Refreshment may require some drastic change in your mode: Turn off the stroke count. Turn off the Tempo Trainer BEEP. Don’t look at the clock. Don’t count laps. Take off the fancy swim watch. Just get into the moment of a single stroke. Focus totally on the feel of the water flowing over you, the feel of natural forces being balanced in your body. Enjoy the pleasure of just one of your favorite parts of the stroke – each moment enjoyed in itself.
On a less drastic level you may need to just come to the pool and do your warm-up and your cool-down routine.
Candidly, it seems I have done one of these stripped-down sessions once a week for the last month. A couple times I’ve just had a lot of things on my mind, eager to get through my morning routine (including swim practice) and get back into the office to work on the task at hand. At other times I could feel my body was not well recovered and it would not be good to drain it further. I feel I am managing the loads upon my life fairly well, but still, it is heavy some times. My heart is not always in the pool. You know what I mean. In these times, I just do my warm-up and cool-down routine (always mindfully) and then get out.
And sometimes, I go through that warm-up and am surprised that it was enough to pull me out of the funk, and I actually want to do a bit more. But I find that place because I removed the pressure to get there.
My warm-up (known in TI as a ‘tune-up’) routine takes me through about 10 minutes of gently loosening up, awakening my body systems and my mind, bringing them together. Then it takes me through another 15 minutes of lengthening and tuning up the fine timing and connections of my full-body synchronization. My cool-down routine takes me away from freestyle and puts my body into different balance, different movement patterns, and different breathing. Those two parts make up about 2300 yards for me, much less than an hour.
What I do in that routine is not so important to this discussion. That routine just happens to be filled with activity that refreshes my body and mind and allows me to leave the pool revived without being tired, if I do nothing else. I can raise the intensity level if I want to, but on these tough days I adjust the intensity just enough to keep my mind peacefully engaged – not too much and not too little.
For some swimmers I may prescribe a long set or a whole day in the pool that is just ‘pure pleasure’. Choose some pleasurable mode you want to enter into, some internal quality you want to feel, then get into it and swim in it for as long as you can sustain it. By turning off the other demands and devices and counting, and focusing purely upon sustaining a certain internal quality, you may surprise yourself by how far you end up going, lost in that focus.
You may go even further and regularly schedule in a ‘fun-swim’ day, or an ‘alternative-swim’ day – where you do something that is still skill-oriented, but put your body and mind into a different mode.
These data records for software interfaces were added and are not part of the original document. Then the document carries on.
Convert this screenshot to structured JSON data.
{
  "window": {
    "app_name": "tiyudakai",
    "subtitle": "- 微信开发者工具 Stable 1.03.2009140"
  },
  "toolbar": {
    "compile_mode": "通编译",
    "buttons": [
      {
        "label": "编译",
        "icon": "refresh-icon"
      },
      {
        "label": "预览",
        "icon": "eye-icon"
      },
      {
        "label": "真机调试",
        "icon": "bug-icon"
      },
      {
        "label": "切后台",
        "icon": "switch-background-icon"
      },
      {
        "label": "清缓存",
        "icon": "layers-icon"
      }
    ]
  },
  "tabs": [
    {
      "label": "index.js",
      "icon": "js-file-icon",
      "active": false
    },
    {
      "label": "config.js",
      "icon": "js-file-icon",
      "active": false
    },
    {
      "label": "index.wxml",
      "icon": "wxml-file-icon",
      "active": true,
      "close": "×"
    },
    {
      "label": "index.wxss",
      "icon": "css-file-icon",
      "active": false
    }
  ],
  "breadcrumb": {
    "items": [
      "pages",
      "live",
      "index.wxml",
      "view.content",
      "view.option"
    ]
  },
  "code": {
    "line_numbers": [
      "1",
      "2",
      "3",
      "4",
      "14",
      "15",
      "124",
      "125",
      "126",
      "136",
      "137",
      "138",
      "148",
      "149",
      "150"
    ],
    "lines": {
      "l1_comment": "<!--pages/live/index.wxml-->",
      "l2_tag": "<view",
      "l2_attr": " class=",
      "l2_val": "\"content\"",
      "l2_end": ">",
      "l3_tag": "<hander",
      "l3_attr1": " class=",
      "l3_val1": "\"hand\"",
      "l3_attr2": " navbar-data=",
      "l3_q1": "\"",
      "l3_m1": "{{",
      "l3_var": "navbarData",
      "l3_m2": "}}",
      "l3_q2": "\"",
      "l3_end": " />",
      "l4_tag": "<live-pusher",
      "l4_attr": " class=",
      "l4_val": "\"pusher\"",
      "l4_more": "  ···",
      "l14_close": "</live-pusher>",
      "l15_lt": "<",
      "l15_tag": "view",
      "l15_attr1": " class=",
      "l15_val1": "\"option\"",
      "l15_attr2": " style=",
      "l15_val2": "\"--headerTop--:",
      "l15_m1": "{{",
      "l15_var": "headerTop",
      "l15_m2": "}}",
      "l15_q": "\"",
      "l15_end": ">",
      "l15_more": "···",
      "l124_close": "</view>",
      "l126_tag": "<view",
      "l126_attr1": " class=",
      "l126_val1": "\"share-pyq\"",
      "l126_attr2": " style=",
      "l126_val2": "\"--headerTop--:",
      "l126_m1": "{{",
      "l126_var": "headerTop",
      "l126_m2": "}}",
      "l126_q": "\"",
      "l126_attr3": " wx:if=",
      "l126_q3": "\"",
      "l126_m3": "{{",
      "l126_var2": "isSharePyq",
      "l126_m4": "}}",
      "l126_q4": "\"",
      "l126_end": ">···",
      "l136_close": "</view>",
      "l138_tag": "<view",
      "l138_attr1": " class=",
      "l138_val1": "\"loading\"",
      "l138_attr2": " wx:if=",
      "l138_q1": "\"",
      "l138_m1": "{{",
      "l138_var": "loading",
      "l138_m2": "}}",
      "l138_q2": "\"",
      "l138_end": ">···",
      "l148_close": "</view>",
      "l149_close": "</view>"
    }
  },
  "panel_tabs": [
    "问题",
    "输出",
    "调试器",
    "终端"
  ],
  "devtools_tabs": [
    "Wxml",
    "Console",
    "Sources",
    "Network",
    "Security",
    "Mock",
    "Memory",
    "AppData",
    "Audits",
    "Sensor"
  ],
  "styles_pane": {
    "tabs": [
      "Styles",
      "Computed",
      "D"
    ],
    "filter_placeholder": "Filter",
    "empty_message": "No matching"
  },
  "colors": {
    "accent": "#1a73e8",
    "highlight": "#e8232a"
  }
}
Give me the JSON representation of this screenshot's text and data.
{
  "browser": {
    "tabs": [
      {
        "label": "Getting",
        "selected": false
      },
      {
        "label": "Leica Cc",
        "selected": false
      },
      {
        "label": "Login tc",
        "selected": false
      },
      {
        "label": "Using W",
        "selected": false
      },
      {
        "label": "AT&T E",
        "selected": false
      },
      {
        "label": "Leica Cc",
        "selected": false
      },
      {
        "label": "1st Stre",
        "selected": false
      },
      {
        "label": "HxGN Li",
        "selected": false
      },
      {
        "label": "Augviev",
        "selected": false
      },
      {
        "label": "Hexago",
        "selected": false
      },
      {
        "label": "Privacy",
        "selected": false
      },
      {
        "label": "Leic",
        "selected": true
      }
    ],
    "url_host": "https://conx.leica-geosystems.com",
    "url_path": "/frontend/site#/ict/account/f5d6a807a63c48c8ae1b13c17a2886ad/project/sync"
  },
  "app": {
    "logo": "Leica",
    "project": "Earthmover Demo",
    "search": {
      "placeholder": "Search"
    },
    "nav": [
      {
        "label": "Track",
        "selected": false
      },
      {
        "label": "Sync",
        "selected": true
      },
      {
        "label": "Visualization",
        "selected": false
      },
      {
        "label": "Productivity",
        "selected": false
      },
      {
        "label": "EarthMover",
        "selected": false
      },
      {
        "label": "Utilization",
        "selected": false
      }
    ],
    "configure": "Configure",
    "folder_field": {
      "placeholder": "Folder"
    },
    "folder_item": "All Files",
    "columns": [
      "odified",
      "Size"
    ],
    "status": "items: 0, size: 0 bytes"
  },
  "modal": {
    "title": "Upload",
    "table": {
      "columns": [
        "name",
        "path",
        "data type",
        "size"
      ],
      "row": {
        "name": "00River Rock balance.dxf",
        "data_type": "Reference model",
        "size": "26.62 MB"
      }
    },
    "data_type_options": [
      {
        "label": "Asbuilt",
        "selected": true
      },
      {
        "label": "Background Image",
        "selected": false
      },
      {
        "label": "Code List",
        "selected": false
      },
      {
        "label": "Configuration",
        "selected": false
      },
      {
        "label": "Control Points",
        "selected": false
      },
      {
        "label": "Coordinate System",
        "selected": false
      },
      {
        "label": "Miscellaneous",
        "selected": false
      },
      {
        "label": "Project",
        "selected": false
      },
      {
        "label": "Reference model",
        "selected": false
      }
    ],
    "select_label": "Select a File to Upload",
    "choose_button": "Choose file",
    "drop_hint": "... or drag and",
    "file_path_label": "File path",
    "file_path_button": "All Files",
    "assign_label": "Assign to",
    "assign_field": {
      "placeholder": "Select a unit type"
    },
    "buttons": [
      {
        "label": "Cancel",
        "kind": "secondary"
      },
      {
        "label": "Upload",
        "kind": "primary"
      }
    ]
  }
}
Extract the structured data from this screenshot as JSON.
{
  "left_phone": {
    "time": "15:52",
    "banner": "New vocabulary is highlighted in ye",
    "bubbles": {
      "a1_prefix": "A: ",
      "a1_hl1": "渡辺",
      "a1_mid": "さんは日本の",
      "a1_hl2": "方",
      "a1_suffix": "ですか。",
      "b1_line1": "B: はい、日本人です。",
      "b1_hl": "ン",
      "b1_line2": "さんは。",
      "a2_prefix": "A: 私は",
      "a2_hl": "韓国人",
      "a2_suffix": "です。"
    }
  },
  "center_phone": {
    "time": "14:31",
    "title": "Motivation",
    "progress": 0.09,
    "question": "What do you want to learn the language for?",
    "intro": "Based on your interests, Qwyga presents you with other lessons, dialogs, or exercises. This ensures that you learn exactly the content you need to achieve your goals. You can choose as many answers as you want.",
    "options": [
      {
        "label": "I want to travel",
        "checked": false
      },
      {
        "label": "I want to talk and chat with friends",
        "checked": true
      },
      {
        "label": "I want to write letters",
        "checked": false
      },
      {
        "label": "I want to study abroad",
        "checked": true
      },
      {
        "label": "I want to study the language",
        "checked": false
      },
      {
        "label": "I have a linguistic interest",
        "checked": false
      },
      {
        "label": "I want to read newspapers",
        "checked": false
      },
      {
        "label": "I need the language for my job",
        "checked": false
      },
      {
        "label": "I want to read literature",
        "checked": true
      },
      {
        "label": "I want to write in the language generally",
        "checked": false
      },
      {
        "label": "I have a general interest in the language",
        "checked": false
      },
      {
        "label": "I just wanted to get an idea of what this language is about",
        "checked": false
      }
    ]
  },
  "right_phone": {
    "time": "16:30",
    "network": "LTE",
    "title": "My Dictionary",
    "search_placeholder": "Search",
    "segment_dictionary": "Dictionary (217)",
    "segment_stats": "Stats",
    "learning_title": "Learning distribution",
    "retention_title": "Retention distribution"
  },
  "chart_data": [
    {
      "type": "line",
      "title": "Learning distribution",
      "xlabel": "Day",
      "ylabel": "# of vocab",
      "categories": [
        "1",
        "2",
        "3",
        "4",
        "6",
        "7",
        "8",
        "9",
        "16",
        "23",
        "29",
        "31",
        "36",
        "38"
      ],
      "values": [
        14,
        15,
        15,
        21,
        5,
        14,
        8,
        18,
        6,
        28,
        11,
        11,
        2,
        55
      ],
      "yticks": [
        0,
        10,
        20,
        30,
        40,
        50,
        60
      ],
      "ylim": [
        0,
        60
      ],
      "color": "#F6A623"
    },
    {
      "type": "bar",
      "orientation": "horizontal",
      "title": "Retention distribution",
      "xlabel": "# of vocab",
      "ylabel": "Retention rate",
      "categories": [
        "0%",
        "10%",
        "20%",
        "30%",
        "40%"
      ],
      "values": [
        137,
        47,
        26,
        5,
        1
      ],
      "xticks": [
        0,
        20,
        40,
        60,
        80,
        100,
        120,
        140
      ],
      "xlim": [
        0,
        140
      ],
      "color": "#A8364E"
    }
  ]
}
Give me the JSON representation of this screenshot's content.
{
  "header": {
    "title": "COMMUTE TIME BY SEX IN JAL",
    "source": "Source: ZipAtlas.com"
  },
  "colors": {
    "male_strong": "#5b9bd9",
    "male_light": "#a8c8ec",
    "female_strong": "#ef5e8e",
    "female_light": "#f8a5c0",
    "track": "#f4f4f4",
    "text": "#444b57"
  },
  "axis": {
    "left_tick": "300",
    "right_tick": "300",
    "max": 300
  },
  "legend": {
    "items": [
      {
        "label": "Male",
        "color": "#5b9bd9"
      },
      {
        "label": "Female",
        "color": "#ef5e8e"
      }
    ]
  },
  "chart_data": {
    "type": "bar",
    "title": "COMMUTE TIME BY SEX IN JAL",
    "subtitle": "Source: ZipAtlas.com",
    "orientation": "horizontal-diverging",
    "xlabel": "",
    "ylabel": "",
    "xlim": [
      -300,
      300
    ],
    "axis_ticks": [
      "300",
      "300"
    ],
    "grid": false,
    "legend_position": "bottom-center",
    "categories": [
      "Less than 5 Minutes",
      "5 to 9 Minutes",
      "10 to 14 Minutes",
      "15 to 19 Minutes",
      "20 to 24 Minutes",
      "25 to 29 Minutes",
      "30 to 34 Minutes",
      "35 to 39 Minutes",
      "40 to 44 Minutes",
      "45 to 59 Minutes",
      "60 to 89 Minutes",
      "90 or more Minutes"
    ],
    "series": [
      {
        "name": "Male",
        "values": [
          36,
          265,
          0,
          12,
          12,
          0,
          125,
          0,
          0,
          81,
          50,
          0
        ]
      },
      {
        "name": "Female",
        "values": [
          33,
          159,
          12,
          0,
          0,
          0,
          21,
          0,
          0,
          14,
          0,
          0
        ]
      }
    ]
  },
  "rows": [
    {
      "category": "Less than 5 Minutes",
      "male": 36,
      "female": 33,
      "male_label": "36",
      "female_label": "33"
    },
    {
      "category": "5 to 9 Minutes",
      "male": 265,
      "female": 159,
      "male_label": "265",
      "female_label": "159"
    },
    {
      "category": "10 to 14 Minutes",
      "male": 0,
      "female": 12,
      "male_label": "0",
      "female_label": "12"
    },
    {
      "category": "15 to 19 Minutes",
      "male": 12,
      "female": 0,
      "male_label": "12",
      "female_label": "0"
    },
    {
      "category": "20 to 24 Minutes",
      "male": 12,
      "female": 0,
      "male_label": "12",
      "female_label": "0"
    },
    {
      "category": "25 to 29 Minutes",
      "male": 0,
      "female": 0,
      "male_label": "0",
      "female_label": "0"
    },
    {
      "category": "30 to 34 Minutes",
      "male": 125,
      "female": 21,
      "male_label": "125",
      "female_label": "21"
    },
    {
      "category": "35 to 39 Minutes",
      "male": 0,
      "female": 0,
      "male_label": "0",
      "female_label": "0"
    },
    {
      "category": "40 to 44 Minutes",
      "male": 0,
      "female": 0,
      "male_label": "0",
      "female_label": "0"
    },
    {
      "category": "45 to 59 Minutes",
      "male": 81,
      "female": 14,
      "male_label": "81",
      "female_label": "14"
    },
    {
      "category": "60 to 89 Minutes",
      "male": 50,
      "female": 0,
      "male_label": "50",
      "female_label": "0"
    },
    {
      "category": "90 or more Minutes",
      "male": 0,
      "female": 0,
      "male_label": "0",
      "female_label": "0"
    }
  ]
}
If you do a lot of short sprint work, it could be a long-and-gentle swim. If you do a lot of long-distance work, it could be some short-and-brisk laps. Or do a ‘no-freestyle’ day. Or play water polo or marco-polo with your pool mates. Or put on some fins and do some silent dolphin kicking under water with the longest, leanest, most silky-fluid movements you can, then switch to your back and flutter along with an easy breathing pattern.
At The Service Of Your Well-Being
The point is that your time in the pool is a tool at the service of your well-being, and not just there to serve the goal you are training for. It is not a master over you but a servant. If you need it, I give you permission to re-arrange your agenda when your heart knows it needs something different for this day in the water.
Unless illness, recovery, or higher priorities insist that you skip practice, that time in the water on a tough day could be a real blessing to you rather than another burden. I hope that you will see it that way, and always use it in the service of refreshing your soul.